This says, “Utsukushima, Fukushima.”  It’s a slogan we sometimes see around here.  It popped up after the earthquake.

“Utsukushii” is the word for “Beautiful.”  So this slogan (I think) is basically “Beautiful Fukushima.”

I realize that the vast majority of you will never visit Fukushima.  So sit back and enjoy your virtual visit.

If the word “Fukushima” makes you freak out (although if you regularly read this blog, you’re probably past that), remember that it was a place of great beauty before the earthquake….and still is.



Japanese Class Neighborhood


I wrote a few months ago about how my Friday Japanese class is moving location.  It changed from a building near my home to a learning center (Shimizu Learning Center) on the other side of Shinobu Mountain.

I normally NEVER go to the other side of the mountain.  Not very adventurous, am I.  I come to the other side of the world just to putter around in my tiny little neighborhood.   So to get to my Japanese class, I rode my bike through a tunnel in the mountain to the other side.

And what did I find?

The Japanese suburbs.

It is very residential, and dare I say it, boring.  Just very normal and monotonous.  So yeah, I have to explore and see what is there.


Lots and lots of lots of houses in this neighborhood.  This is a photo of a pretty (although tiny) backyard.


Shimizu Learning Center has a library!  How did this escape my notice!?  It’s smallish, but quite nice.  There was a tiny selection of books in English.


Obviously, I was out and about taking photos just before Children’s Day.  This is a preschool.


A park in the area. Something about this park reminded me of America.  The fact that it was quite large and open, I guess.  That’s Mt. Shinobu in the distance.


This is a funny story.  I was in Japanese class and a classmate from Nepal told me about a new Nepalese restaurant and gave directions.  I have never had Nepalese food and wanted to try something exotice.  Japanese food is no longer exotic to me!

So I found what I thought was perhaps the restaurant.  I said, “Neparu no resutaran desuka?”  The staff–three people, to be exact–was totally confused.  They did not understand my question and said, “Nippon no resutoran?”  (Nippon means Japan….so they thought I was trying to say that.)  I looked at the food in the glass case and realized that it was just a very typical Japanese restaurant!  Nothing special for me.
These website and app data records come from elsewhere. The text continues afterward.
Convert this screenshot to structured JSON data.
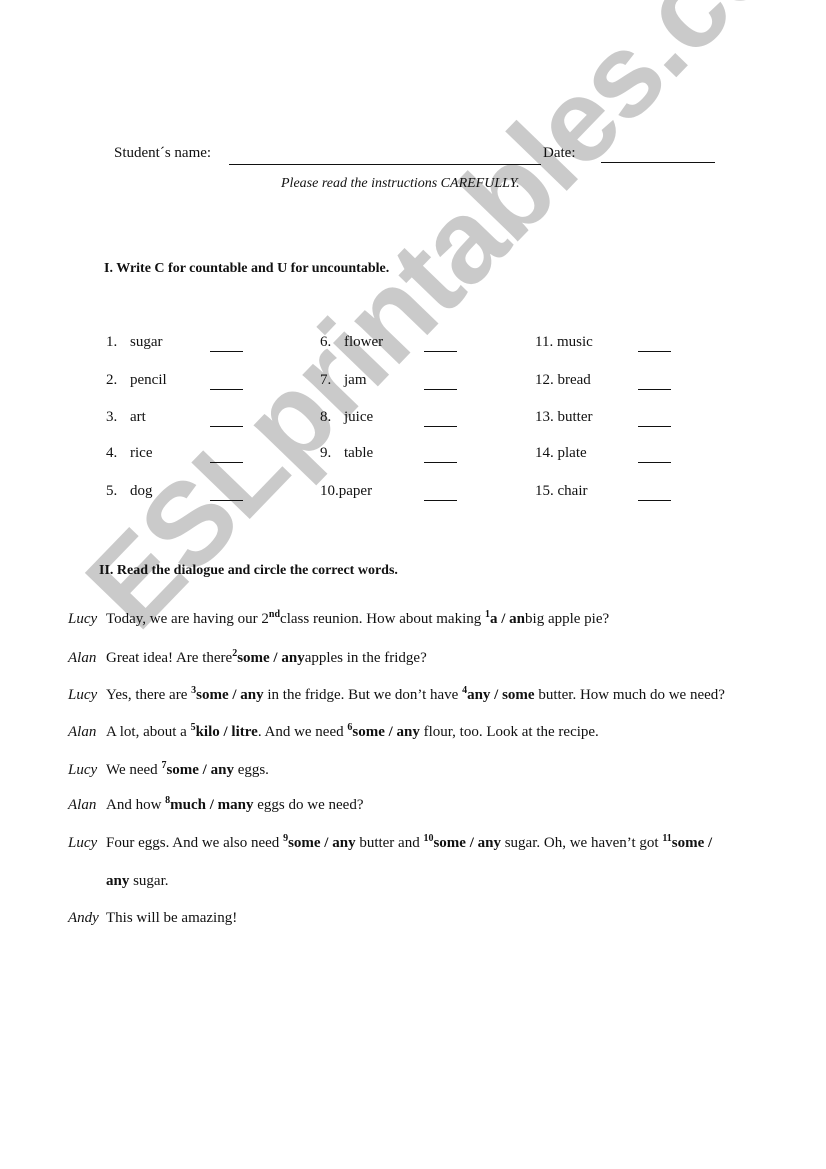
{
  "header": {
    "student_name_label": "Student´s name:",
    "date_label": "Date:",
    "instruction": "Please read the instructions CAREFULLY."
  },
  "section1": {
    "title": "I.  Write C for countable and U for uncountable.",
    "items": [
      {
        "num": "1.",
        "word": "sugar",
        "blank": "____"
      },
      {
        "num": "2.",
        "word": "pencil",
        "blank": "____"
      },
      {
        "num": "3.",
        "word": "art",
        "blank": "____"
      },
      {
        "num": "4.",
        "word": "rice",
        "blank": "____"
      },
      {
        "num": "5.",
        "word": "dog",
        "blank": "____"
      },
      {
        "num": "6.",
        "word": "flower",
        "blank": "____"
      },
      {
        "num": "7.",
        "word": "jam",
        "blank": "____"
      },
      {
        "num": "8.",
        "word": "juice",
        "blank": "____"
      },
      {
        "num": "9.",
        "word": "table",
        "blank": "____"
      },
      {
        "num": "10.",
        "word": "paper",
        "blank": "____"
      },
      {
        "num": "11.",
        "word": "music",
        "blank": "____"
      },
      {
        "num": "12.",
        "word": "bread",
        "blank": "____"
      },
      {
        "num": "13.",
        "word": "butter",
        "blank": "____"
      },
      {
        "num": "14.",
        "word": "plate",
        "blank": "____"
      },
      {
        "num": "15.",
        "word": "chair",
        "blank": "____"
      }
    ]
  },
  "section2": {
    "title": "II.  Read the dialogue and circle the correct words.",
    "lines": [
      {
        "speaker": "Lucy",
        "parts": [
          "Today, we are having our 2",
          "nd",
          "class reunion. How about making ",
          "1",
          "a / an",
          "big apple pie?"
        ]
      },
      {
        "speaker": "Alan",
        "parts": [
          "Great idea! Are there",
          "2",
          "some / any",
          "apples in the fridge?"
        ]
      },
      {
        "speaker": "Lucy",
        "parts": [
          "Yes, there are ",
          "3",
          "some / any",
          " in the fridge. But we don’t have ",
          "4",
          "any / some",
          " butter. How much do we need?"
        ]
      },
      {
        "speaker": "Alan",
        "parts": [
          "A lot, about a ",
          "5",
          "kilo / litre",
          ". And we need ",
          "6",
          "some / any",
          " flour, too. Look at the recipe."
        ]
      },
      {
        "speaker": "Lucy",
        "parts": [
          "We need ",
          "7",
          "some / any",
          " eggs."
        ]
      },
      {
        "speaker": "Alan",
        "parts": [
          "And how ",
          "8",
          "much / many",
          " eggs do we need?"
        ]
      },
      {
        "speaker": "Lucy",
        "parts": [
          "Four eggs. And we also need ",
          "9",
          "some / any",
          " butter and ",
          "10",
          "some / any",
          " sugar. Oh, we haven’t got ",
          "11",
          "some /"
        ]
      },
      {
        "speaker": "",
        "parts": [
          "any",
          " sugar."
        ]
      },
      {
        "speaker": "Andy",
        "parts": [
          "This will be amazing!"
        ]
      }
    ]
  },
  "watermark": "ESLprintables.com"
}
However….there were no customers.  And the staff had looked overjoyed when I walked in.  I just couldn’t turn around and leave.  So I sat down and had 800 yen curry and rice (shown above.)  That is an expensive price to me–I can just run home and find something in my kitchen much cheaper.  Plus curry and rice is a completely normal food in Japan.   We eat it all the time.  So I was disappointed.

The next day, the big earthquake in Nepal occurred….so I was quite disappointed I never found the Nepalese restaurant!
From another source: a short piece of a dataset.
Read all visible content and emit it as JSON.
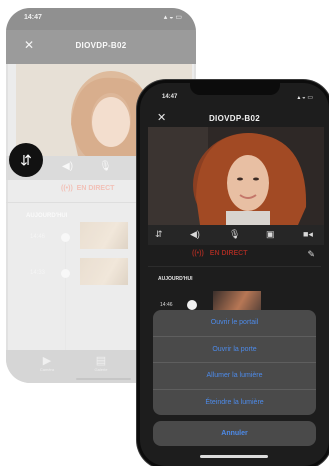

This is heading back home.  That is Shinobu Mountain and beyond it is my home.  So I have to ride my bike about five minutes through its dark and narrow pedestrian tunnel.  Not exactly for somebody who is fearful of enclosed places or fearful of heaps of soil and rock breaking loose and landing on your head.  Not that I think about those sorts of things…